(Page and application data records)

-- -- --

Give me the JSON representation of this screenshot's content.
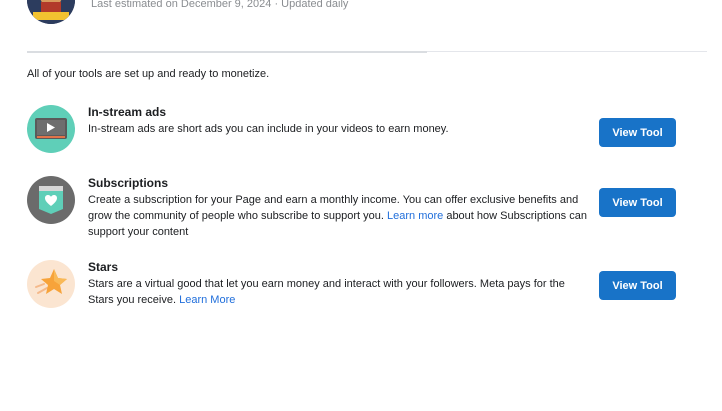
{
  "header": {
    "estimate_text": "Last estimated on December 9, 2024 · Updated daily"
  },
  "intro": "All of your tools are set up and ready to monetize.",
  "tools": [
    {
      "title": "In-stream ads",
      "description": "In-stream ads are short ads you can include in your videos to earn money.",
      "button": "View Tool",
      "icon": "video-play-icon",
      "icon_bg": "#5fcfb8"
    },
    {
      "title": "Subscriptions",
      "description_before": "Create a subscription for your Page and earn a monthly income. You can offer exclusive benefits and grow the community of people who subscribe to support you. ",
      "link": "Learn more",
      "description_after": " about how Subscriptions can support your content",
      "button": "View Tool",
      "icon": "heart-badge-icon",
      "icon_bg": "#6b6b6b"
    },
    {
      "title": "Stars",
      "description_before": "Stars are a virtual good that let you earn money and interact with your followers. Meta pays for the Stars you receive. ",
      "link": "Learn More",
      "button": "View Tool",
      "icon": "star-icon",
      "icon_bg": "#fbe5d1"
    }
  ],
  "colors": {
    "button_bg": "#1873c8",
    "link": "#216fdb"
  }
}
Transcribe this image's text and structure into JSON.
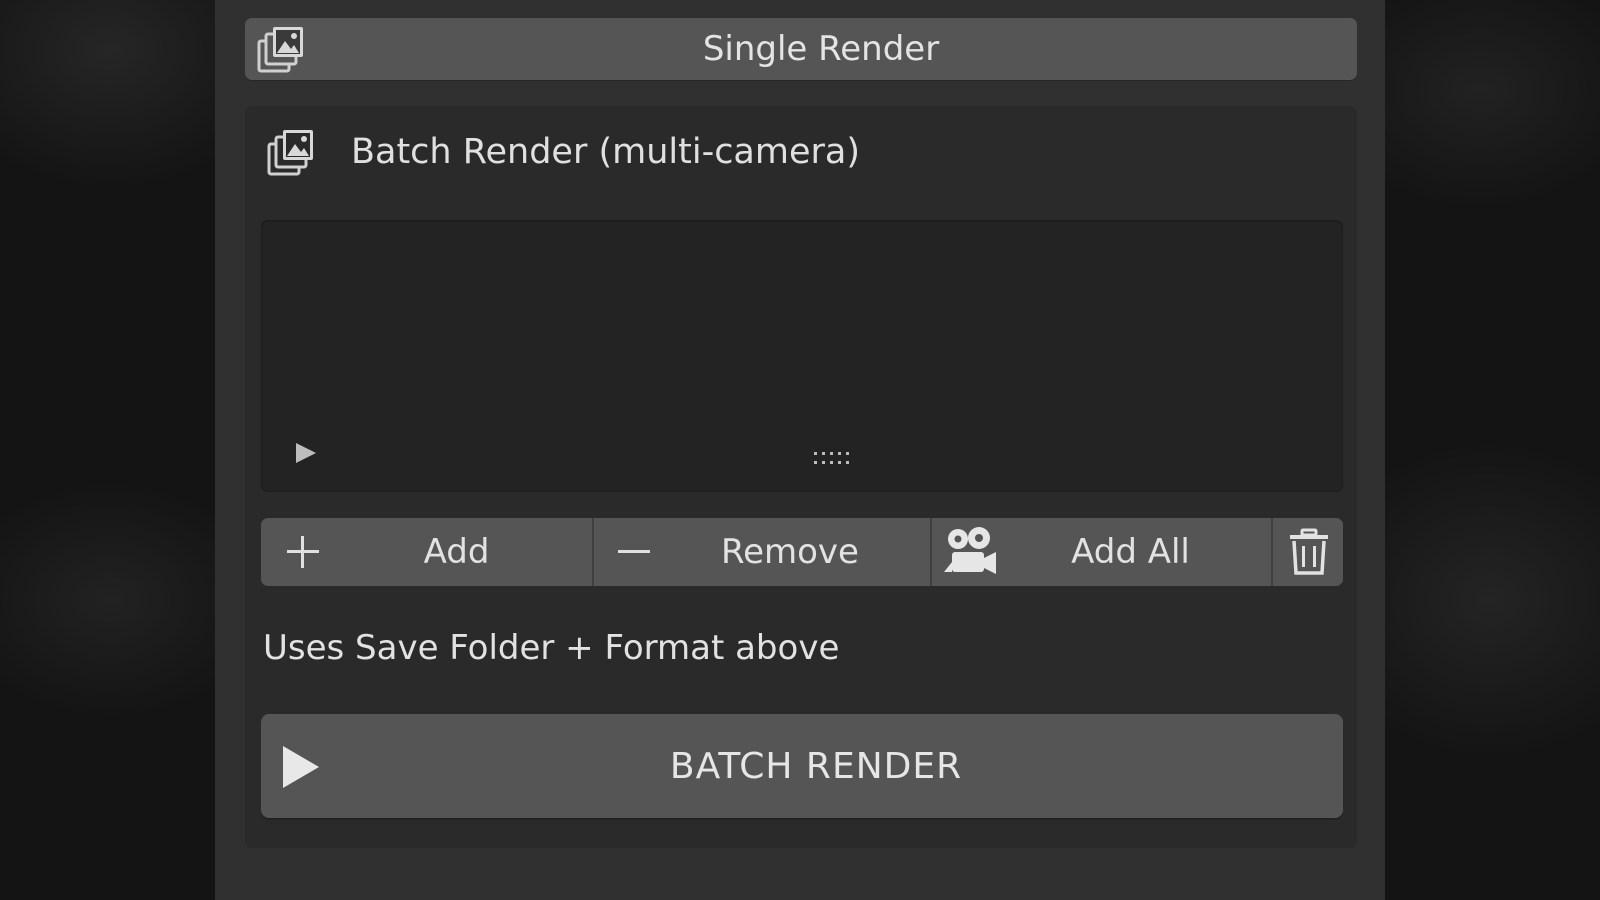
{
  "single_render": {
    "label": "Single Render",
    "icon": "image-stack-icon"
  },
  "batch_render": {
    "title": "Batch Render (multi-camera)",
    "icon": "image-stack-icon",
    "camera_list": {
      "items": [],
      "expand_icon": "triangle-right-icon",
      "grip_icon": "resize-grip-icon"
    },
    "buttons": {
      "add": {
        "label": "Add",
        "icon": "plus-icon"
      },
      "remove": {
        "label": "Remove",
        "icon": "minus-icon"
      },
      "add_all": {
        "label": "Add All",
        "icon": "camera-icon"
      },
      "clear": {
        "icon": "trash-icon"
      }
    },
    "info": "Uses Save Folder + Format above",
    "run": {
      "label": "BATCH RENDER",
      "icon": "play-icon"
    }
  },
  "colors": {
    "panel_bg": "#303030",
    "box_bg": "#2a2a2a",
    "list_bg": "#232323",
    "button_bg": "#555555",
    "text": "#e2e2e2"
  }
}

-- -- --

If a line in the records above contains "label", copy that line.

**RESULT OF THE TASK**
    "label": "Single Render",
        "label": "Add",
        "label": "Remove",
        "label": "Add All",
      "label": "BATCH RENDER",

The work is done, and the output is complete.